Canadian Family Physicians Have Positive Attitude About Chiropractic According to Survey in North Huntingdon
An advanced publication of a research survey released by Research Square on February 18, 2021, shows that Canadian family physicians have an overall positive view of chiropractic and often refer patients to chiropractors for care. The study was conducted by researchers at McMaster University, a public research university in Hamilton, Ontario, Canada.
The study begins by noting that one in eight Canadians report seeing a chiropractor in the past year. Most of those people seek chiropractic care for help with lower back and neck pain. This high rate of chiropractic usage is in spite of the fact that the medical and chiropractic professions have not always had the best professional relations. The study reports that, as late as 1972, the Canadian Medical Association reaffirmed their policy that medical physicians may not make referrals to chiropractors. This was similar to the American Medical Association’s 1983 policy which held that it was unethical for medical doctors to associate with chiropractors.
In this study, a 50-item survey was randomly sent to 2,429 Canadian family physicians which included a “chiropractic attitude questionnaire” (CAQ). Of that total number of doctors, 162 responded, representing 7% of those that the survey was sent to. This survey was similar to one conducted in Canada in 2010.
Since this study was designed to gather the general impressions Canadian family physicians had about chiropractic, the researchers also looked at how familiar the medical doctors were with chiropractic. When the medical physicians were asked where they get their information on chiropractic, the study showed that 32% relied on patient feedback, 41% had a relationship with a chiropractor, 41% stated that they used scientific journals, 30% had personally received chiropractic care, 18% got their chiropractic information from the media, 13% said they learned about chiropractic in medical school.
The study pointed out that many patients who see both a chiropractor and a medical physician do not share with their MD that they are also seeing a chiropractor. The results of the study showed that 72% of Canadian family physicians have referred patients for chiropractic care. According to the study, most referrals are because of a patient request or a lack of response to medical care.
The results of the survey showed that 48% of the MDs who responded to the survey held a positive impression of chiropractic, with 27% having some level of uncertainty and 25% holding negative views.
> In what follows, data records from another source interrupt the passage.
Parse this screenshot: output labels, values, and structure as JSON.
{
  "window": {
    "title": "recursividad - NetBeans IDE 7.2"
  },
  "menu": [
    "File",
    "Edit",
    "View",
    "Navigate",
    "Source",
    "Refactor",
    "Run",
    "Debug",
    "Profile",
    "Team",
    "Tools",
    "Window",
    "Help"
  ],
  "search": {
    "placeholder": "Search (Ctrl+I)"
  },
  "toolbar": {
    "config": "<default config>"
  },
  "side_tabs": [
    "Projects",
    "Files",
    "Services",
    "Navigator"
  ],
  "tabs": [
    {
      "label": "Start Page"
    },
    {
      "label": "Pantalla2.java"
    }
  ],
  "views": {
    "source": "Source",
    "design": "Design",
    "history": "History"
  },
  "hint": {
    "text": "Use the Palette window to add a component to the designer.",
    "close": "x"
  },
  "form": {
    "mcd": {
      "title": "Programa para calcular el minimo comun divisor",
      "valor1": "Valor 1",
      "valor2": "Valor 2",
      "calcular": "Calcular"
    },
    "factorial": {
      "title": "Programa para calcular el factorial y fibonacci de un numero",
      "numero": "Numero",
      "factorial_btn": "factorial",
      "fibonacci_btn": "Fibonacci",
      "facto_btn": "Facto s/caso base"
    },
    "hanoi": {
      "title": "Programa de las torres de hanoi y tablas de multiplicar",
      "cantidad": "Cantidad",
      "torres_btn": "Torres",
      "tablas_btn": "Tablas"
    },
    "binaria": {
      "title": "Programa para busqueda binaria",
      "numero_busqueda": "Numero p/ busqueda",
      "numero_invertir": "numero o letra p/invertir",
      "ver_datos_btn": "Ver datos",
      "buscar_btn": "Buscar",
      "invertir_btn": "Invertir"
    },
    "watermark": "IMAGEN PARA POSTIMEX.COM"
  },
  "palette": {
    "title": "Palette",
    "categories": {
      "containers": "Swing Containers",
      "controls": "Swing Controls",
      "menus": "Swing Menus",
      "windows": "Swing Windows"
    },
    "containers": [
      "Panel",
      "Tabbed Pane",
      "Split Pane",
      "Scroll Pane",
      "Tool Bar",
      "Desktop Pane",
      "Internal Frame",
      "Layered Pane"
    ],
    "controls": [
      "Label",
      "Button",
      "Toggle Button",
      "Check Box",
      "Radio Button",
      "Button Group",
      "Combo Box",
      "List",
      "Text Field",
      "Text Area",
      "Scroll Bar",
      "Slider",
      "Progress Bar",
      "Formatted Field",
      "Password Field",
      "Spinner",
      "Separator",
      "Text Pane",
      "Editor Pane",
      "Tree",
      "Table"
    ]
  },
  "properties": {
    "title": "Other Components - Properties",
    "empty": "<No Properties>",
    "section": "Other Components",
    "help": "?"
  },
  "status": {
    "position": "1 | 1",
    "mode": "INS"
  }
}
The survey also revealed that only 13% of the MDs worked in a multidisciplinary environment where chiropractic care was offered alongside the medical care. Similarly, 15% felt that chiropractic care should be included in multidisciplinary healthcare centers, and 25% said that chiropractic should be available in hospitals.
When asked if the cost of paying for chiropractic care should be covered by government programs, 35% agreed that chiropractic coverage should be included, while 33% were unsure, and 27% did not think chiropractic should be covered.
The overall conclusion of the study is that Canadian family physicians have an overall favorable impression of the chiropractic profession. In their discussion the authors wrote, “Our survey of Canadian family physicians found that most report favorable perceptions of chiropractic, including the belief that chiropractic care is effective for some musculoskeletal complaints, provides a useful complement to conventional medicine, and can reduce family practitioner workload.”